In a shocking reversal of fortune, the Denver initiative that would make the city the first in the country to decriminalize psilocybin mushrooms picked up a wave of late ballots and is now leading.
A number of media outlets, including Leafly, had called the election a defeat for Ordinance 301. The tally was trending 52% to 48% against decriminalization late Tuesday night and early Wednesday morning. But a flurry of late voters, who tend to skew younger, appears to be putting the measure over the top.
As of 4pm MDT, the “yes” votes for decriminalization came in at 89,320 (50.56%) as against 87,341 (49.44%) “no” votes.
Results still need to be certified. And we’ve been wrong before. So we’re not saying it’s over just yet.
The measure was losing, 52% to 48%, late Tuesday night. Late ballots have swung it to 50.56% in favor of decriminalization.
The measure would decriminalize possession and use of the drug—which remains classified as a Schedule I substance by the U.S. government—within city limits, which advocates say would open up the potential health benefits of hallucinogenics.

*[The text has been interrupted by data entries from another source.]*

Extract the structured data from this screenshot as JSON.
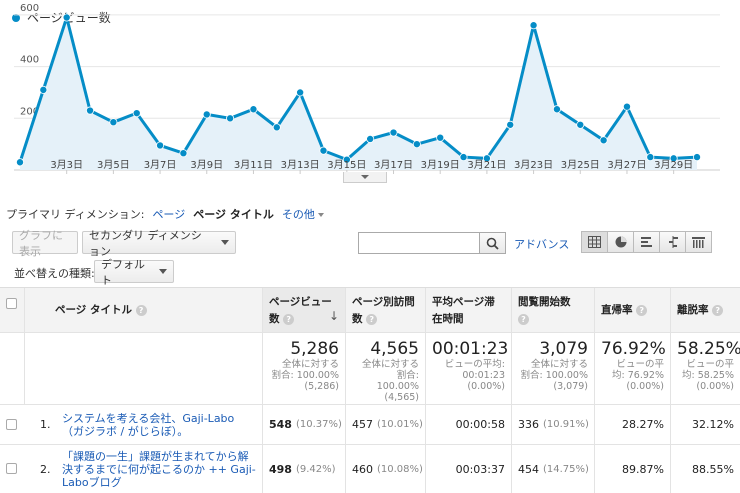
{
  "chart": {
    "legend": "ページビュー数",
    "color": "#058dc7"
  },
  "chart_data": {
    "type": "area",
    "series": [
      {
        "name": "ページビュー数",
        "values": [
          30,
          310,
          590,
          230,
          185,
          220,
          95,
          65,
          215,
          200,
          235,
          165,
          300,
          75,
          40,
          120,
          145,
          100,
          125,
          50,
          45,
          175,
          560,
          235,
          175,
          115,
          245,
          50,
          45,
          50
        ]
      }
    ],
    "x": [
      "3月1日",
      "3月2日",
      "3月3日",
      "3月4日",
      "3月5日",
      "3月6日",
      "3月7日",
      "3月8日",
      "3月9日",
      "3月10日",
      "3月11日",
      "3月12日",
      "3月13日",
      "3月14日",
      "3月15日",
      "3月16日",
      "3月17日",
      "3月18日",
      "3月19日",
      "3月20日",
      "3月21日",
      "3月22日",
      "3月23日",
      "3月24日",
      "3月25日",
      "3月26日",
      "3月27日",
      "3月28日",
      "3月29日",
      "3月30日"
    ],
    "x_tick_labels": [
      "3月3日",
      "3月5日",
      "3月7日",
      "3月9日",
      "3月11日",
      "3月13日",
      "3月15日",
      "3月17日",
      "3月19日",
      "3月21日",
      "3月23日",
      "3月25日",
      "3月27日",
      "3月29日"
    ],
    "y_tick_labels": [
      "200",
      "400",
      "600"
    ],
    "ylim": [
      0,
      650
    ],
    "grid": true
  },
  "dimension": {
    "label": "プライマリ ディメンション:",
    "options": [
      "ページ",
      "ページ タイトル",
      "その他"
    ]
  },
  "toolbar": {
    "graph_button": "グラフに表示",
    "secondary_dimension": "セカンダリ ディメンション",
    "search_value": "",
    "advanced": "アドバンス",
    "sort_label": "並べ替えの種類:",
    "sort_value": "デフォルト"
  },
  "table": {
    "headers": {
      "title": "ページ タイトル",
      "pageviews": "ページビュー数",
      "unique": "ページ別訪問数",
      "avg_time": "平均ページ滞在時間",
      "entrances": "閲覧開始数",
      "bounce": "直帰率",
      "exit": "離脱率"
    },
    "totals": {
      "pageviews": {
        "value": "5,286",
        "sub1": "全体に対する",
        "sub2": "割合: 100.00%",
        "sub3": "(5,286)"
      },
      "unique": {
        "value": "4,565",
        "sub1": "全体に対する",
        "sub2": "割合: 100.00%",
        "sub3": "(4,565)"
      },
      "avg_time": {
        "value": "00:01:23",
        "sub1": "ビューの平均:",
        "sub2": "00:01:23",
        "sub3": "(0.00%)"
      },
      "entrances": {
        "value": "3,079",
        "sub1": "全体に対する",
        "sub2": "割合: 100.00%",
        "sub3": "(3,079)"
      },
      "bounce": {
        "value": "76.92%",
        "sub1": "ビューの平",
        "sub2": "均: 76.92%",
        "sub3": "(0.00%)"
      },
      "exit": {
        "value": "58.25%",
        "sub1": "ビューの平",
        "sub2": "均: 58.25%",
        "sub3": "(0.00%)"
      }
    },
    "rows": [
      {
        "index": "1.",
        "title": "システムを考える会社、Gaji-Labo（ガジラボ / がじらぼ）。",
        "pageviews": "548",
        "pageviews_pct": "(10.37%)",
        "unique": "457",
        "unique_pct": "(10.01%)",
        "avg_time": "00:00:58",
        "entrances": "336",
        "entrances_pct": "(10.91%)",
        "bounce": "28.27%",
        "exit": "32.12%"
      },
      {
        "index": "2.",
        "title": "「課題の一生」課題が生まれてから解決するまでに何が起こるのか ++ Gaji-Laboブログ",
        "pageviews": "498",
        "pageviews_pct": "(9.42%)",
        "unique": "460",
        "unique_pct": "(10.08%)",
        "avg_time": "00:03:37",
        "entrances": "454",
        "entrances_pct": "(14.75%)",
        "bounce": "89.87%",
        "exit": "88.55%"
      }
    ]
  }
}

Regardless of the final tally, advocates remained upbeat and said the close results showed momentum for a nationwide movement to legalize hallucinogenics.
Research from Johns Hopkins University found that psilocybin showed benefits for depression and anxiety; other research has shown that it showed benefits for addiction, cluster headaches and even post-traumatic stress disorder.
Kevin Matthews, a stay-at-home dad and campaign manager for Decriminalize Denver, the campaign for Initiative 301, spoke to supporters just after results poured in on Tuesday evening and offered an optimistic message. “This is not over yet,” he said—and he was right.
“We all know that this goes way beyond Denver,” he added. “Right now this thing is a coast-to-coast movement.”
Other Cities Take Up the Cause
Matthews spoke to a crowd of more than 100 supporters at Decriminalize Denver’s election night watch party hosted in an artsy events space that fills a former synagogue in the city’s West Colfax neighborhood. In keeping with the initiative, a screen alternately displayed ballot results and a trippy, swirling pattern. An artist in the corner painted psychedelic art, and a six-foot-tall neon light Flower of Life vortex shone in the corner.
Following Denver’s vote, other progressive cities will address the issue. Advocates in Oakland, CA, are working on their own psychedelic decriminalization ballot measure, and a campaign in Oregon seeks to put a magic mushroom measure before voters in the 2020 election.
Supporters were hopeful that Denver, which became the first city to decriminalize cannabis in 2005, could be the standard bearer for hallucinogenic legalization as well. The 2005 vote eventually led to the state legalizing recreational marijuana seven years later, setting off a wave of legalization across the country.
Reached a Lot of People
D.J. Reetz, a volunteer with the 301 campaign, said the campaign had elevated the profile of mushrooms. Knocking on doors, he said, he had talked up the health benefits of psilocybin to people who had never heard of the drug before.
“I don’t know what the cure for the sickness in our society is, if it’s not psilocybin,” Reetz said.
Joey Gallagher, the president of the Denver-based Psychedelic Club said the campaign showed that supporting hallucinogenics is a big tent effort, especially as more people realize the health benefits.
“We’ve got military veterans at the forefront, along with the hippies,” Gallagher said. “You’re not going to find a more passionate community. If mushrooms saved one person from suicide, they’re going to advocate for them for life.”